We are all the beloved of God…precious and beautiful…fragile and wounded but equally loved by the one who created us. We are all brothers and sisters separated only the arbitrary barriers that society erects between people and that we build ourselves to keep out those who seem somehow different. We are called to be one people…one community…the body of Christ bound together in love and service to one another. In granting us the gifts of the Spirit God has given us tools to strengthen the community by strengthening our relationships with one another. He has given us all we need to do the work we are called to do and to begin to create the Kingdom here on Earth. Gifts of wisdom, knowledge, and faith, healing prophecy and discernment….gifts given to each as the Spirit wills. It is up to us to recognize those gifts and to pray for the courage to use them in the service of Christ.

But spiritual gifts are not all that we are given…we are also given love….coming down from the Father and poured out on his people… given…love received…and then given back to others. It is this love that allows us to be kind to those who may have never known kindness. It is this love that drives us to use our own hands and time and resources to heal and reconcile broken relationships and to comfort and heal the emotional and spiritual wounds of those around us. God has given us all that we need and if we work together many into one we can do so much more than we can on our own.

As the days become longer and the light returns to the world let us open our eyes to truly see those whom we encounter….to recognize our brothers and sisters and to seek ways to be a blessing to them.
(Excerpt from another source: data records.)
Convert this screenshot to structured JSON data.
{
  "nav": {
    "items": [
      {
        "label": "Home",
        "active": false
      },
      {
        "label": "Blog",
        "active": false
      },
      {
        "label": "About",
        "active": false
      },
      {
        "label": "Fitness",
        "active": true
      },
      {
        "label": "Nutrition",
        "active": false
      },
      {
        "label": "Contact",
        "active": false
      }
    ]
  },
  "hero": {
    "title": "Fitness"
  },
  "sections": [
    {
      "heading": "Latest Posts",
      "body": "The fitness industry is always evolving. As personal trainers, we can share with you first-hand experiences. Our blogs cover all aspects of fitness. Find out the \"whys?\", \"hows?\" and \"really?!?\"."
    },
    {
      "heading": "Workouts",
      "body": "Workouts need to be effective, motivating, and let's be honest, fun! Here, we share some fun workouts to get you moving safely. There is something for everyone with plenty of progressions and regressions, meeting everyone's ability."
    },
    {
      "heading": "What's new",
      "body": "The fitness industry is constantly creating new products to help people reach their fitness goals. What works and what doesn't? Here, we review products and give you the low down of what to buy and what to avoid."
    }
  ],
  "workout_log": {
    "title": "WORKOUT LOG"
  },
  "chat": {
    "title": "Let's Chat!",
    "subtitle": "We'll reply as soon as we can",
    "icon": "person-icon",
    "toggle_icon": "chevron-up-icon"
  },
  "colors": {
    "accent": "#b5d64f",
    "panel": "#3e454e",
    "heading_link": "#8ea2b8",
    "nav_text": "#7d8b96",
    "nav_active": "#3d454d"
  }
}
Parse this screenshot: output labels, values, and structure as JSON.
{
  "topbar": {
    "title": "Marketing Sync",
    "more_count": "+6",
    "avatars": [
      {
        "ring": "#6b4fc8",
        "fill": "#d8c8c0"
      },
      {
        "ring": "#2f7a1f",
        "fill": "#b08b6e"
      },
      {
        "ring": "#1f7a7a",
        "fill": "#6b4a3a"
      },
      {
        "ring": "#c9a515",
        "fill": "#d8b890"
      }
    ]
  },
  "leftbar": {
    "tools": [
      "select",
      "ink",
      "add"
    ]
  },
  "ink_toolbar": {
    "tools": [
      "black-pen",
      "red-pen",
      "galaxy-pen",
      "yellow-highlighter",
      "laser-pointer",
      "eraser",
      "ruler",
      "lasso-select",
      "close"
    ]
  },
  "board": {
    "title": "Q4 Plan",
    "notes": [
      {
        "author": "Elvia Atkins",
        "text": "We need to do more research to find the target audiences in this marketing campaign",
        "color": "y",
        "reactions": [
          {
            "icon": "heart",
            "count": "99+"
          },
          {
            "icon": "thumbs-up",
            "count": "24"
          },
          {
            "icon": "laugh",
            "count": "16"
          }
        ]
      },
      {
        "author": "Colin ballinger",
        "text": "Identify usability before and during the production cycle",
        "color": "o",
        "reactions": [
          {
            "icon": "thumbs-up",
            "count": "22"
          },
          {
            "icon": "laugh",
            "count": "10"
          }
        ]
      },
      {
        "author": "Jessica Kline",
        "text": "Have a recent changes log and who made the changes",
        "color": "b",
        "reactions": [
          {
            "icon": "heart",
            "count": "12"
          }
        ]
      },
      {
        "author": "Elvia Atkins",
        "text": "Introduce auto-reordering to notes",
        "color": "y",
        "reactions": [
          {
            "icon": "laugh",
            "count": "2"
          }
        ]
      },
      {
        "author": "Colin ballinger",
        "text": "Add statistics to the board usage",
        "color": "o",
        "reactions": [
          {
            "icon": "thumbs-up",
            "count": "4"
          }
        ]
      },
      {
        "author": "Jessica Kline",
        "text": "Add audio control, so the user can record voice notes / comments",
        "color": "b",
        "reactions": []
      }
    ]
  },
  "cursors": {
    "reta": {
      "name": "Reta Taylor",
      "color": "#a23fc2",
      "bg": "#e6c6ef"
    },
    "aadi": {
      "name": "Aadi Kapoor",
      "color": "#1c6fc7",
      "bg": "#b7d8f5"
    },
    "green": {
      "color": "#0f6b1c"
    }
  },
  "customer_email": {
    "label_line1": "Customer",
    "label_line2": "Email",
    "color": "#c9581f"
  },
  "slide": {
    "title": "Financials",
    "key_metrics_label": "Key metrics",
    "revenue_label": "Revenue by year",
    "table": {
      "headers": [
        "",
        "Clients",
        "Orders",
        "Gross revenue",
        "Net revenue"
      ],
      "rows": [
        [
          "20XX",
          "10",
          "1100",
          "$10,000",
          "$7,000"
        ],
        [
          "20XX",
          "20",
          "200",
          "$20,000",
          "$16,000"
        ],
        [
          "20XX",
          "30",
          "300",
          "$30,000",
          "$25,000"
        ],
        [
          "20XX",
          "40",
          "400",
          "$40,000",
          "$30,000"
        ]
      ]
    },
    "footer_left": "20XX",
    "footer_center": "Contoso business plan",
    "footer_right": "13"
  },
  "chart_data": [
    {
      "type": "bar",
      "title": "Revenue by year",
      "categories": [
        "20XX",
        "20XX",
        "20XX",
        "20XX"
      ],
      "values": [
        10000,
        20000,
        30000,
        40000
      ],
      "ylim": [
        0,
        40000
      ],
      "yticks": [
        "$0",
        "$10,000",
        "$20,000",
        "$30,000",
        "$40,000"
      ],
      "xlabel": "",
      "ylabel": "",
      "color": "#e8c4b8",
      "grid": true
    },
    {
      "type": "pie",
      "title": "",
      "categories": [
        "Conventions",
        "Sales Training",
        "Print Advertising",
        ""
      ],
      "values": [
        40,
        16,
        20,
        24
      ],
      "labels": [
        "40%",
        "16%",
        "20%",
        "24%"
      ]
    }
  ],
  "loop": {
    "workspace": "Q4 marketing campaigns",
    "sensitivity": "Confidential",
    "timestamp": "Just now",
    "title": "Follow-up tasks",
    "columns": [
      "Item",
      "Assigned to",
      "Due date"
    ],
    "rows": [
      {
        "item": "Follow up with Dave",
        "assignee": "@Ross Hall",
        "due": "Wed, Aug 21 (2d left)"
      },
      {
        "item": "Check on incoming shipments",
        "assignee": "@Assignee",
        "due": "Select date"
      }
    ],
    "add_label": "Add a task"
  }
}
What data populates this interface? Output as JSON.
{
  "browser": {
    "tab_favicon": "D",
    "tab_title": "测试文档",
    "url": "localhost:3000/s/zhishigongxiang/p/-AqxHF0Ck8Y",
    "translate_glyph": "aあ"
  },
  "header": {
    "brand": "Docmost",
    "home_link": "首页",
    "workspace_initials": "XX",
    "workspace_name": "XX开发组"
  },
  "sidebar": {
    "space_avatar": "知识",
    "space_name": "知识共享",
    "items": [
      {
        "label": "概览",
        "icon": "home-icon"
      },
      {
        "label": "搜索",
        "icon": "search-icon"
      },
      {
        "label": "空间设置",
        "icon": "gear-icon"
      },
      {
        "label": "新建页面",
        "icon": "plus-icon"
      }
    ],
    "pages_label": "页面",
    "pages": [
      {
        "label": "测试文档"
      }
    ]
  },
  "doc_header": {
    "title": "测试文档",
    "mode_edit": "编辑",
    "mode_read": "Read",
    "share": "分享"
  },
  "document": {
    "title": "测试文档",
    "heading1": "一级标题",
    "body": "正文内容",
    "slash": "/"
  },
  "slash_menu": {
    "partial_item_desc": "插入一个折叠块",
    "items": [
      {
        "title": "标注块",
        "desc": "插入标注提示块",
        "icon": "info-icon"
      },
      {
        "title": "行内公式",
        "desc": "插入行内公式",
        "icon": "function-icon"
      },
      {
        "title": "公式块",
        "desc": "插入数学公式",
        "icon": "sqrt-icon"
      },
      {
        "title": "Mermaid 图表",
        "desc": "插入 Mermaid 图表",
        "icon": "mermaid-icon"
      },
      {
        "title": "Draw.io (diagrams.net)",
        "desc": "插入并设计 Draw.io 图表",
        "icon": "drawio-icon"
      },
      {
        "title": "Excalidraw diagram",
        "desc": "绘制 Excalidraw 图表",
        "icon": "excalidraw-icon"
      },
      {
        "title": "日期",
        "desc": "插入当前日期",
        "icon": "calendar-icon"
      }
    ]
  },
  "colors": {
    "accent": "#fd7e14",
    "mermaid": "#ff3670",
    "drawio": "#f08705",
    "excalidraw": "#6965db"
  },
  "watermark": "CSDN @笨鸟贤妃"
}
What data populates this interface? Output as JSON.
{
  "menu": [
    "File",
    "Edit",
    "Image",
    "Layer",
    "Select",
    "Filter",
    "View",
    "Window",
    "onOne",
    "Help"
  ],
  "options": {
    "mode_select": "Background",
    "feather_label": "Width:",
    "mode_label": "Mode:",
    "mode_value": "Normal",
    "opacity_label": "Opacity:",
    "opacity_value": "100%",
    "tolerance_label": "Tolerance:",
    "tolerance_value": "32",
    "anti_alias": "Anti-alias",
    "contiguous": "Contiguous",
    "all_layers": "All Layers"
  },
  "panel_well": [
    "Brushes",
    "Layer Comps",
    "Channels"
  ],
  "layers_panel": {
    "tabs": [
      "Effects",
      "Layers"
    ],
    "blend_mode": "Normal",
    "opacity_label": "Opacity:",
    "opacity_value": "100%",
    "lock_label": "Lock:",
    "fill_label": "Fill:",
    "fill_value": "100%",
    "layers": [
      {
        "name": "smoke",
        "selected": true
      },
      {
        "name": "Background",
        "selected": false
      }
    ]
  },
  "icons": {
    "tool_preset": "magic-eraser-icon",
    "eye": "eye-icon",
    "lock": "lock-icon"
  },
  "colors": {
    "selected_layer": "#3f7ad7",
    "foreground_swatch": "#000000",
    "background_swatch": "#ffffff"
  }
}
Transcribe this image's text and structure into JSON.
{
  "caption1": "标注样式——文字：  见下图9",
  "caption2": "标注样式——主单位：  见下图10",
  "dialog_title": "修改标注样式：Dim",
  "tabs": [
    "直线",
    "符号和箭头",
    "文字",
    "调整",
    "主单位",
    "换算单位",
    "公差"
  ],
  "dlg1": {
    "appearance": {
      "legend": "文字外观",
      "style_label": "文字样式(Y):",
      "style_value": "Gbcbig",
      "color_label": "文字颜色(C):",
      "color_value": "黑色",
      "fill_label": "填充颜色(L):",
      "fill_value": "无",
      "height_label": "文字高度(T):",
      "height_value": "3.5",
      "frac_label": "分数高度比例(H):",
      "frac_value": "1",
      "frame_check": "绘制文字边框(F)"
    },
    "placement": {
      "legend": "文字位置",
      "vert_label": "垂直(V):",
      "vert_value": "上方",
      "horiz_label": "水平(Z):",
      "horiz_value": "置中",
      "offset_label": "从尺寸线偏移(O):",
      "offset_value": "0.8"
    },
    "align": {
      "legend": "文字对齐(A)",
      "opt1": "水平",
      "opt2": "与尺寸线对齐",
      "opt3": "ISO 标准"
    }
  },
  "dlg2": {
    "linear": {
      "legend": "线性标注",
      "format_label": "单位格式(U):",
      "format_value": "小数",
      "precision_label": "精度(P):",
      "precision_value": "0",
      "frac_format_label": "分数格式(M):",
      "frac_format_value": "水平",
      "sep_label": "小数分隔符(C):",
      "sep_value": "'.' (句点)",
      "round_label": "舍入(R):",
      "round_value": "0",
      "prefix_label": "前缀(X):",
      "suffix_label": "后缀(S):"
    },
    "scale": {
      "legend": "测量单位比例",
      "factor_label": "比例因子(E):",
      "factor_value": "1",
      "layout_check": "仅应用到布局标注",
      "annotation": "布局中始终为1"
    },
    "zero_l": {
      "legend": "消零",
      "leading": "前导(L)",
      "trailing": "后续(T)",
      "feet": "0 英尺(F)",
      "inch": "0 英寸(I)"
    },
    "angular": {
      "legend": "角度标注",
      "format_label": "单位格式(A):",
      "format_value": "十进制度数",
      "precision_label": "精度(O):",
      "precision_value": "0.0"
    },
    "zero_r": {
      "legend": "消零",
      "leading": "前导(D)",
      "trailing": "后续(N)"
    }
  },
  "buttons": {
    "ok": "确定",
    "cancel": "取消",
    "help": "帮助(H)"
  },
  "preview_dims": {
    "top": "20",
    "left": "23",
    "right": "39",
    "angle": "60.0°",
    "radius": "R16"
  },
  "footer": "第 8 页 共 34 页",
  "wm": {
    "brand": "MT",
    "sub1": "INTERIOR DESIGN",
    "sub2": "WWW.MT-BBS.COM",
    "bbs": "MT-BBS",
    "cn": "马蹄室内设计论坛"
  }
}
Every day in many ways, both subtle and obvious God is revealing Christ to us. How we respond when we recognize the Holy One in our midst is up to us. Will we welcome him with love or will we ignore him because we don’t want the commitment of caring for someone else. However, we choose to respond our Lord will continue to love us. Whether we use them or not the Holy Spirit will continue to impart spiritual gifts to us. Whether we accept it or not God will continue to forgive us and love us and desire a relationship with us. God is ever faithful, waiting until we realize the depth of our own loneliness and despair and reach out our hands for help. No one is beyond the reach of the love of God in Christ Jesus…not you..not me…not anyone. In the Kingdom of God the good wine of God’s love never runs out…..let us take every opportunity to drink deeply ourselves and to offer it to everyone we can so that our joy may be complete.